-- Exercise aim --
The expected response is a copy of every line in the entries below that includes the word "title".

-- Data to examine --
____

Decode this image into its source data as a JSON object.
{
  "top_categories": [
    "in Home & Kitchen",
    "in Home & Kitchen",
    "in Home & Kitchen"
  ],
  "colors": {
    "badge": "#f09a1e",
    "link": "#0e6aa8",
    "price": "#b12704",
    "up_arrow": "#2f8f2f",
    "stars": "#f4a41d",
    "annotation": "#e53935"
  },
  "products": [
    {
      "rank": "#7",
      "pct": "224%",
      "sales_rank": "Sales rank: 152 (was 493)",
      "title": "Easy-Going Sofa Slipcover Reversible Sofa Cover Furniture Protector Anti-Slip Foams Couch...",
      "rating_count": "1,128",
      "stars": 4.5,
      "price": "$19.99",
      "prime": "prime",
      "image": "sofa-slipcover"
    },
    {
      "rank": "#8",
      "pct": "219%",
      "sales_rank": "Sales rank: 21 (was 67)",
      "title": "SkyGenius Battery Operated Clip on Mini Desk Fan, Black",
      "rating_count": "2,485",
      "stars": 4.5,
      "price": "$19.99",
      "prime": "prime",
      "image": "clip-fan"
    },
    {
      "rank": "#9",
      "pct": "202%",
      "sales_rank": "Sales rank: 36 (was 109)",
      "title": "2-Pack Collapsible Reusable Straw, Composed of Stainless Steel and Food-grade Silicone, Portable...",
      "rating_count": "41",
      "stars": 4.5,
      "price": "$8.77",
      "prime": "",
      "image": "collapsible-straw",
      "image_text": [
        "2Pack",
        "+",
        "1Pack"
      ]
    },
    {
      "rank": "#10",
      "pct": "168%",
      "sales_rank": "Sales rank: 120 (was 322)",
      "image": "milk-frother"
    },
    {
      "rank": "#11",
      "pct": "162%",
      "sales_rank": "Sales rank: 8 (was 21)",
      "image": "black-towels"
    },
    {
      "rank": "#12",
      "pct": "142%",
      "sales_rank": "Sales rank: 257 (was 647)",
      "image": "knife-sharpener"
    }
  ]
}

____

-- Task output --
      "title": "Easy-Going Sofa Slipcover Reversible Sofa Cover Furniture Protector Anti-Slip Foams Couch...",
      "title": "SkyGenius Battery Operated Clip on Mini Desk Fan, Black",
      "title": "2-Pack Collapsible Reusable Straw, Composed of Stainless Steel and Food-grade Silicone, Portable...",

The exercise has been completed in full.